Whichever lines include the word "driver", copy them as they appear in the data.

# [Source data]
********

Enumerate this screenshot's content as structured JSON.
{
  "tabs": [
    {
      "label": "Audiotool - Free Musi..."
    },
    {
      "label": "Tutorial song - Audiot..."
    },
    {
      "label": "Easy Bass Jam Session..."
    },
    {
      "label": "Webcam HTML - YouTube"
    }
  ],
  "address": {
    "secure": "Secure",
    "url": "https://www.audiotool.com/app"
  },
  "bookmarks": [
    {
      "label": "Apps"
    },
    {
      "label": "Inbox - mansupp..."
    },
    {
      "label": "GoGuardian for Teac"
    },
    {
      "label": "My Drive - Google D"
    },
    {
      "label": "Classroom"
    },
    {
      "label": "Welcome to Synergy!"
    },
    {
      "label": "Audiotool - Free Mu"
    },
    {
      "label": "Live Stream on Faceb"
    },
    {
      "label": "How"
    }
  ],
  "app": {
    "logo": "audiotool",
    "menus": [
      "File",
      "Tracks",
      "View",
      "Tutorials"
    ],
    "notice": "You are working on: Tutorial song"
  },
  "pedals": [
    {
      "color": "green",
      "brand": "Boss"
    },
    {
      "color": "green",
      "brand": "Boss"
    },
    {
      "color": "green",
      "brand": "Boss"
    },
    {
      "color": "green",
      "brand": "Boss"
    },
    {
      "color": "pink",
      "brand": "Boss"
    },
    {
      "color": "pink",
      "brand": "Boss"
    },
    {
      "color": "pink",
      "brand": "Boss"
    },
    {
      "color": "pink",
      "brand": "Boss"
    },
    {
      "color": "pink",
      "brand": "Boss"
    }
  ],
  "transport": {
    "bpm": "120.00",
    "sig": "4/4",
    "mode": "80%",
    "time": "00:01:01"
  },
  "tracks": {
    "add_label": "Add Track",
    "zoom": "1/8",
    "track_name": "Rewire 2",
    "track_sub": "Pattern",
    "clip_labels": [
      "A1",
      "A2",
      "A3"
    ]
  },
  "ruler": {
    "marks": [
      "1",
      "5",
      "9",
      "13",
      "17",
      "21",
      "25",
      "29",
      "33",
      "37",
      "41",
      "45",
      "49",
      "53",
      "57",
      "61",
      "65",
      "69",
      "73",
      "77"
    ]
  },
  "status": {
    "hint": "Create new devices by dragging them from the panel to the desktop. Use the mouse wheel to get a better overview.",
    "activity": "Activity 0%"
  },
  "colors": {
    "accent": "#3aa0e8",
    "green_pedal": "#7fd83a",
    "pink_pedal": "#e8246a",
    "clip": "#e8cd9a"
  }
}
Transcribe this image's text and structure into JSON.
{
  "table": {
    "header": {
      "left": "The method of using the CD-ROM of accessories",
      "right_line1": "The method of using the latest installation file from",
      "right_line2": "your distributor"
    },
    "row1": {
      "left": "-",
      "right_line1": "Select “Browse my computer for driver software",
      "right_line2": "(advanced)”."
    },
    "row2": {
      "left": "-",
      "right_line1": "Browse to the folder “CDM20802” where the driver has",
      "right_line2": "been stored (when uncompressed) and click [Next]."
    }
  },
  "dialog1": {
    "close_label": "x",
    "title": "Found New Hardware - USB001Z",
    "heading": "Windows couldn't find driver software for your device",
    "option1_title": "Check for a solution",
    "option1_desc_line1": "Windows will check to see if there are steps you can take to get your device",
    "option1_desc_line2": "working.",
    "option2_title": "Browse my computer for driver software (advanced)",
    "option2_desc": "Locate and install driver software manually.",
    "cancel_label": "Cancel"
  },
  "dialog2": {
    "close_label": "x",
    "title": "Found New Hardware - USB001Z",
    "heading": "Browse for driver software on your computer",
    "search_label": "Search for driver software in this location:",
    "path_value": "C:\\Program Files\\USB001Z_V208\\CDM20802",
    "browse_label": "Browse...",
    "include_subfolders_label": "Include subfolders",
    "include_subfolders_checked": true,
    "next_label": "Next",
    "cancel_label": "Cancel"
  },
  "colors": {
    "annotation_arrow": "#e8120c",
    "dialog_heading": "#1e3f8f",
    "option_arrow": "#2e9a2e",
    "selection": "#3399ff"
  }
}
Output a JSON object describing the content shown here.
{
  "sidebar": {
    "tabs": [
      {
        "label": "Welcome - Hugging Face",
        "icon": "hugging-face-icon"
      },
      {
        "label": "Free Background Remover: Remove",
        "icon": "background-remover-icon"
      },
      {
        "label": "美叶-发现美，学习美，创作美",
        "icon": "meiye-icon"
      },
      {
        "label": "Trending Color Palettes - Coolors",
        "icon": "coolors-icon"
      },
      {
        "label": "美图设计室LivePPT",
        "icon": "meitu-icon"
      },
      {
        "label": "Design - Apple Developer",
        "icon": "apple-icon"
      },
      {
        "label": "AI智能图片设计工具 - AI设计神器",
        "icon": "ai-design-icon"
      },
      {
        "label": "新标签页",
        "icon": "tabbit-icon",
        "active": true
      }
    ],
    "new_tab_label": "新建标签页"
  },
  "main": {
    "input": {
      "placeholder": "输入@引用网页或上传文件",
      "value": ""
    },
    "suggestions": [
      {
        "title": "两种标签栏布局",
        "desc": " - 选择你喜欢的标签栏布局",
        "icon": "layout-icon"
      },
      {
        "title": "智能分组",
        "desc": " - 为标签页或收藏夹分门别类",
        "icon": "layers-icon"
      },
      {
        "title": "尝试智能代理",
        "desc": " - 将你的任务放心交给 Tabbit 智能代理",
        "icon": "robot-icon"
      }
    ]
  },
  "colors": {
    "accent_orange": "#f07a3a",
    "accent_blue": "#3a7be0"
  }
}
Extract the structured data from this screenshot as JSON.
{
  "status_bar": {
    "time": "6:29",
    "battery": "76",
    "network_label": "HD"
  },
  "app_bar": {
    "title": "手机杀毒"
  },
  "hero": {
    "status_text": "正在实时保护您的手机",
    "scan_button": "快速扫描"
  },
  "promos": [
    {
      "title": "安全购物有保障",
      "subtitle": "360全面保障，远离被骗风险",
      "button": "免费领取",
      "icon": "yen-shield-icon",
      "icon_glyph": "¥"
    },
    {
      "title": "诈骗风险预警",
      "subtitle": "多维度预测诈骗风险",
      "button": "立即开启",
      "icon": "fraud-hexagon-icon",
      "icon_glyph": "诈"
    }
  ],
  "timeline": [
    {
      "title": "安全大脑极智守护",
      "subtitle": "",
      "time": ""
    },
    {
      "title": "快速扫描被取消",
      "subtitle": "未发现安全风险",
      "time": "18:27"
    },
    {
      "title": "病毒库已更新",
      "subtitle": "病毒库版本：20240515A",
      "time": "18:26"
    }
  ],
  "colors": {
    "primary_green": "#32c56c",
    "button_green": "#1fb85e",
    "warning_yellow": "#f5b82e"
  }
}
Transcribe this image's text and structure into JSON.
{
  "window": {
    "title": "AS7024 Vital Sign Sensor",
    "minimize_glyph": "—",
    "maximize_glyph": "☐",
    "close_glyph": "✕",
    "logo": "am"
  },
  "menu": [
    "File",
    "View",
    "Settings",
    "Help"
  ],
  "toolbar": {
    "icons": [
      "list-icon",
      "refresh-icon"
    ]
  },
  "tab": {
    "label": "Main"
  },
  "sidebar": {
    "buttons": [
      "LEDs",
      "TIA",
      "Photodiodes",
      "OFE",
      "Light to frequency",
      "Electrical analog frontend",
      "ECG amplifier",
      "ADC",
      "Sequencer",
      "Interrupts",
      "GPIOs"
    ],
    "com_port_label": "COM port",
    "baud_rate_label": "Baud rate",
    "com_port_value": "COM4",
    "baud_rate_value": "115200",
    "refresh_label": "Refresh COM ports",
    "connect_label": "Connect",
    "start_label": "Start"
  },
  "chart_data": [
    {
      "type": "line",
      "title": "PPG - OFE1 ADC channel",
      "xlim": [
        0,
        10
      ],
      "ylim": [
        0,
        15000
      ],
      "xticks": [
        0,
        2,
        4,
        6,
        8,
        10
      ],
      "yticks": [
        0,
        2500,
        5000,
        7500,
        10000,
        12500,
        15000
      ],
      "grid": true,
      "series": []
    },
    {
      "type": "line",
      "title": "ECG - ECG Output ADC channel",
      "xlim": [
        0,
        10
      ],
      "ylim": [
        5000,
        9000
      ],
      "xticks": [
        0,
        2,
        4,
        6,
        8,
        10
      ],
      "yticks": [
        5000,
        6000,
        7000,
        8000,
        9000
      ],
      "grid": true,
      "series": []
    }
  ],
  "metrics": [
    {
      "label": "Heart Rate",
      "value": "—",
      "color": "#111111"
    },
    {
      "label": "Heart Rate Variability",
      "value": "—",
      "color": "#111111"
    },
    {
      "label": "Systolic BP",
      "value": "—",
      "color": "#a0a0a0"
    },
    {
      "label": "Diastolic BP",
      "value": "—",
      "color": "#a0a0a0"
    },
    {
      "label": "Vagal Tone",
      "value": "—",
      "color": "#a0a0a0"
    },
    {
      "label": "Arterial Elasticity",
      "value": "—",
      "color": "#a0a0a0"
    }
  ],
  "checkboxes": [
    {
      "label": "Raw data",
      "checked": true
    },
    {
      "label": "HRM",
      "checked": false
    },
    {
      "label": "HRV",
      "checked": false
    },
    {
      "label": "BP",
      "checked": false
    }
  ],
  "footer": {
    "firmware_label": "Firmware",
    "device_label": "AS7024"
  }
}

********

# [Solved problem]
      "right_line1": "Select “Browse my computer for driver software",
      "right_line1": "Browse to the folder “CDM20802” where the driver has",
    "heading": "Windows couldn't find driver software for your device",
    "option2_title": "Browse my computer for driver software (advanced)",
    "option2_desc": "Locate and install driver software manually.",
    "heading": "Browse for driver software on your computer",
    "search_label": "Search for driver software in this location:",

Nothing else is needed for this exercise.